ROD Case No: 88-100 – May 30, 1989
Board of Trustees: Joseph P. Connors, Sr., Chairman; Paul R. Dean, Trustee; William Miller, Trustee; Donald E. Pierce, Jr., Trustee; Thomas H. Saggau, Trustee.
Pursuant to Article IX of the United Mine Workers of America (“UMWA”) 1950 Benefit Plan and Trust, and under the authority of an exemption granted by the United States Department of Labor, the Trustees have reviewed the facts and circumstances of this dispute concerning the provision of benefits for emergency room care under the terms of the Employer Benefit Plan.
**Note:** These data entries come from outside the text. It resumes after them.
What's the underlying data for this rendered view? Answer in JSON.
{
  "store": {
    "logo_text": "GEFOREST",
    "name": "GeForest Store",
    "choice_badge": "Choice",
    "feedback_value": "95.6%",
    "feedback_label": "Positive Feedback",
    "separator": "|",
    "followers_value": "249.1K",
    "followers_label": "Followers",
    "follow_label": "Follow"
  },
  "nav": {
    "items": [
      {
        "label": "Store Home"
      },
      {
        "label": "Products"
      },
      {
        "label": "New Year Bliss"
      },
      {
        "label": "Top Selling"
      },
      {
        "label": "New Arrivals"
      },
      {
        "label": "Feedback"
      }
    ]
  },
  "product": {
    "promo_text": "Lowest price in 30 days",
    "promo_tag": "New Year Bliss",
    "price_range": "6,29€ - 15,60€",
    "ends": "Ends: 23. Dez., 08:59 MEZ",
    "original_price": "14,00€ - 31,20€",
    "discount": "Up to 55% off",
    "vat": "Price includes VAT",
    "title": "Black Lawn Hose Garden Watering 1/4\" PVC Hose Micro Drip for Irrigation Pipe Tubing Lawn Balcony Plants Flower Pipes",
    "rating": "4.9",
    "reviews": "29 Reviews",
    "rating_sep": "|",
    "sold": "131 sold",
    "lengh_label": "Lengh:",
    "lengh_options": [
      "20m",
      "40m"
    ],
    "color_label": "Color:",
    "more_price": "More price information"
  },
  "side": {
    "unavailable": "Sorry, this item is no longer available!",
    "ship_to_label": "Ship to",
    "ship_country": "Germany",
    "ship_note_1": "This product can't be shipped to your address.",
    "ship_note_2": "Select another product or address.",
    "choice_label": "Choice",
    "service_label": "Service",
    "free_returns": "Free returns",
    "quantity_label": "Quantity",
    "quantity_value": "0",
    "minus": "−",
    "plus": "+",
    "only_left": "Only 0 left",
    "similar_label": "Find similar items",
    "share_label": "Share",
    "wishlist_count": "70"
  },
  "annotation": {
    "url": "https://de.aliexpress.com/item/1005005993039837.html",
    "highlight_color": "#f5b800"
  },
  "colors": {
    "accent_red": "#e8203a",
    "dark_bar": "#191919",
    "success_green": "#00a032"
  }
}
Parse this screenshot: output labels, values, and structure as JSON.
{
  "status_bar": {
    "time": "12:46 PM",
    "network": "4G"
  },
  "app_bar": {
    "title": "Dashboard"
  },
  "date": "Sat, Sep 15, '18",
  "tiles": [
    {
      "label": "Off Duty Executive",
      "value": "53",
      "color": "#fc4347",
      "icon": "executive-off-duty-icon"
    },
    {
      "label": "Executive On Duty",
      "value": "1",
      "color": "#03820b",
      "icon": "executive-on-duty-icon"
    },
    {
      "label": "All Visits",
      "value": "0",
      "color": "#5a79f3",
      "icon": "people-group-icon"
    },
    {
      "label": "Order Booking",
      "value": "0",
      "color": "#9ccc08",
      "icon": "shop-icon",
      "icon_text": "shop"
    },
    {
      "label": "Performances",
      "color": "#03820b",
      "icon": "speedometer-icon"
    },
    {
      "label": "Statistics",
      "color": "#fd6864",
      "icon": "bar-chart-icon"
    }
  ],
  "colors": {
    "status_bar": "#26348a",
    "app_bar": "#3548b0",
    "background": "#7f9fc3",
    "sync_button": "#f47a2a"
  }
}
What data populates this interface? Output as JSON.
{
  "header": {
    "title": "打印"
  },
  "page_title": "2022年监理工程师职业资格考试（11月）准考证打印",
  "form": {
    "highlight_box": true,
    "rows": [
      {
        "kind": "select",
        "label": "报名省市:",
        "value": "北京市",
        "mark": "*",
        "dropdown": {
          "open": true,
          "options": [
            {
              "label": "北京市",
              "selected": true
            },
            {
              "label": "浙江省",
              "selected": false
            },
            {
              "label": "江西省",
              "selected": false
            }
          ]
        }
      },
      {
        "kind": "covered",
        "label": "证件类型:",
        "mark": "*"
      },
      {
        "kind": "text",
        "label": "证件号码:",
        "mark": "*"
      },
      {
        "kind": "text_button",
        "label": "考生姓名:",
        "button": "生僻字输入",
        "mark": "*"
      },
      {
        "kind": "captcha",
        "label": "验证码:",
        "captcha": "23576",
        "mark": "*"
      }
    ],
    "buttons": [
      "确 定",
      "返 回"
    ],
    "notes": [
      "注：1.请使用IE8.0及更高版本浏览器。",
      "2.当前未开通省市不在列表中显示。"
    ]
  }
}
The Employee’s spouse was seen in the emergency room of a medical center on June 23, 1988 for treatment of depression. According to the facility’s emergency room record, the Employee’s spouse had a history of two previous psychiatric hospitalizations in 1986 for the treatment of major depression. The Employee has indicated that the Employee’s spouse’s physician advised the Employee’s spouse to go to the emergency room if she had a recurrence of symptoms. According to the emergency room record, she sought emergency room treatment on June 23, 1989 complaining of “bad nerves,” insomnia, and dry heaves. The Employer denied the charge related to the use of the emergency room.
Is the Employer required to pay the emergency room charge resulting from the Employee’s spouse’s evaluation and treatment on June 23, 1988?
Positions of the Parties
Position of the Employee: The Employer is required to pay the emergency room charge because the Employee’s spouse needed emergency treatment.
Position of the Employer: The Employer is not required to pay the emergency room charge because the Employee’s spouse did not exhibit acute medical symptoms requiring emergency medical treatment.
Article III. A. (2) (a) of the Employer Benefit Plan provides:
(2) Outpatient Hospital Benefits
(a) Emergency Medical and Accident Cases
Benefits are provided for a Beneficiary who receives emergency medical treatment or medical treatment of an injury as the result of an accident, provided such emergency medical treatment is rendered within 48 hours following the onset of acute medical symptoms or the occurrence of the accident.
Under Article III. A. (2) (a) of the Employer Benefit Plan, benefits are provided for emergency medical treatment when it is rendered within 48 hours following the onset of acute medical symptoms or the occurrence of an accident.
A Funds’ medical consultant has reviewed the information presented in this case. The consultant advised that, although an increase in the patient’s depressive symptoms was documented and she was suffering from “bad nerves,” insomnia, and dry heaves at the time she sought medical treatment, the emergency room physician’s findings indicate that she was not suicidal, homicidal, overtly psychotic, nor otherwise acutely ill’ at that time. The emergency room physician prescribed an anti-depressant and sent the patient home. The consultant advised that he finds no evidence in the record of acute symptoms that required emergency medical treatment in this instance. Because there is no evidence of acute medical symptoms, the Employer is not required to pay the emergency room charge.
Opinion of the Trustees
The Employer is not required to pay the emergency room charge resulting from the Employee’s spouse’s evaluation and treatment on June 23, 1988.